● **Work to be completed**
Copy every line below precisely as it appears.

[[ Data shown, beginning ]]

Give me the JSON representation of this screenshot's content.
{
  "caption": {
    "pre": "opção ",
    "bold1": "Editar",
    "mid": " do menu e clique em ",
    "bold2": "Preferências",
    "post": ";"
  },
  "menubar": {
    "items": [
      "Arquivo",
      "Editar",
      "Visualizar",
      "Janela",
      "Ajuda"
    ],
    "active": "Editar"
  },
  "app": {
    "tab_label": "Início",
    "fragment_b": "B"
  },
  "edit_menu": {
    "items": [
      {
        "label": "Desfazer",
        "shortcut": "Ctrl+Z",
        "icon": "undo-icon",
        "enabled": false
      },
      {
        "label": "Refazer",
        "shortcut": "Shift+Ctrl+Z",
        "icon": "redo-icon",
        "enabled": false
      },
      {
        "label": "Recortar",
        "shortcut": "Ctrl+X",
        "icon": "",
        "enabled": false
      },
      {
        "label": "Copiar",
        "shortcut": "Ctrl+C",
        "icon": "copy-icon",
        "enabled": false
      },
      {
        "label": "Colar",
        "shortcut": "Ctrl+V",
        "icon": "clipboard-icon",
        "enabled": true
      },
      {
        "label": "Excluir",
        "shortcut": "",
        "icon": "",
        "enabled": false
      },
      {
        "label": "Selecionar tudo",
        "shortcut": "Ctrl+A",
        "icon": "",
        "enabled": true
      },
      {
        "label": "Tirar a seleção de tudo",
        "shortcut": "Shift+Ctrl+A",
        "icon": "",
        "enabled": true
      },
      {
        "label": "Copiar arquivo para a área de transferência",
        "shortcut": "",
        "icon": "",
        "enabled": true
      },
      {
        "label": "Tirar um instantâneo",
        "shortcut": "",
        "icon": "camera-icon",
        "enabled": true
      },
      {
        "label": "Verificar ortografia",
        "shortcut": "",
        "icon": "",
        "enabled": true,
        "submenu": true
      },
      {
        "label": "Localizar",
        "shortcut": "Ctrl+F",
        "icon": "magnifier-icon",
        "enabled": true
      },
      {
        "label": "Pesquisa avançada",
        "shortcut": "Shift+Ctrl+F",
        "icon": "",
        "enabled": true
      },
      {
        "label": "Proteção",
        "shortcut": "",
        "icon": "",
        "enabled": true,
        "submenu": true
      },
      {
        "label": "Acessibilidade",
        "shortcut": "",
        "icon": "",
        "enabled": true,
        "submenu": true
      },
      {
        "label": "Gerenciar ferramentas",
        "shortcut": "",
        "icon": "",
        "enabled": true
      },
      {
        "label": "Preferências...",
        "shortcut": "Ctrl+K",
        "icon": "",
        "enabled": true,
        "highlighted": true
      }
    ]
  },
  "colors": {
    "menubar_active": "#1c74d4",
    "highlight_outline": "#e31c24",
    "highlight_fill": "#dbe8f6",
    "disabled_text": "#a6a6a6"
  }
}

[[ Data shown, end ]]

● **Answer for this exercise**
Give me the JSON representation of this screenshot's content.
{
  "caption": {
    "pre": "opção ",
    "bold1": "Editar",
    "mid": " do menu e clique em ",
    "bold2": "Preferências",
    "post": ";"
  },
  "menubar": {
    "items": [
      "Arquivo",
      "Editar",
      "Visualizar",
      "Janela",
      "Ajuda"
    ],
    "active": "Editar"
  },
  "app": {
    "tab_label": "Início",
    "fragment_b": "B"
  },
  "edit_menu": {
    "items": [
      {
        "label": "Desfazer",
        "shortcut": "Ctrl+Z",
        "icon": "undo-icon",
        "enabled": false
      },
      {
        "label": "Refazer",
        "shortcut": "Shift+Ctrl+Z",
        "icon": "redo-icon",
        "enabled": false
      },
      {
        "label": "Recortar",
        "shortcut": "Ctrl+X",
        "icon": "",
        "enabled": false
      },
      {
        "label": "Copiar",
        "shortcut": "Ctrl+C",
        "icon": "copy-icon",
        "enabled": false
      },
      {
        "label": "Colar",
        "shortcut": "Ctrl+V",
        "icon": "clipboard-icon",
        "enabled": true
      },
      {
        "label": "Excluir",
        "shortcut": "",
        "icon": "",
        "enabled": false
      },
      {
        "label": "Selecionar tudo",
        "shortcut": "Ctrl+A",
        "icon": "",
        "enabled": true
      },
      {
        "label": "Tirar a seleção de tudo",
        "shortcut": "Shift+Ctrl+A",
        "icon": "",
        "enabled": true
      },
      {
        "label": "Copiar arquivo para a área de transferência",
        "shortcut": "",
        "icon": "",
        "enabled": true
      },
      {
        "label": "Tirar um instantâneo",
        "shortcut": "",
        "icon": "camera-icon",
        "enabled": true
      },
      {
        "label": "Verificar ortografia",
        "shortcut": "",
        "icon": "",
        "enabled": true,
        "submenu": true
      },
      {
        "label": "Localizar",
        "shortcut": "Ctrl+F",
        "icon": "magnifier-icon",
        "enabled": true
      },
      {
        "label": "Pesquisa avançada",
        "shortcut": "Shift+Ctrl+F",
        "icon": "",
        "enabled": true
      },
      {
        "label": "Proteção",
        "shortcut": "",
        "icon": "",
        "enabled": true,
        "submenu": true
      },
      {
        "label": "Acessibilidade",
        "shortcut": "",
        "icon": "",
        "enabled": true,
        "submenu": true
      },
      {
        "label": "Gerenciar ferramentas",
        "shortcut": "",
        "icon": "",
        "enabled": true
      },
      {
        "label": "Preferências...",
        "shortcut": "Ctrl+K",
        "icon": "",
        "enabled": true,
        "highlighted": true
      }
    ]
  },
  "colors": {
    "menubar_active": "#1c74d4",
    "highlight_outline": "#e31c24",
    "highlight_fill": "#dbe8f6",
    "disabled_text": "#a6a6a6"
  }
}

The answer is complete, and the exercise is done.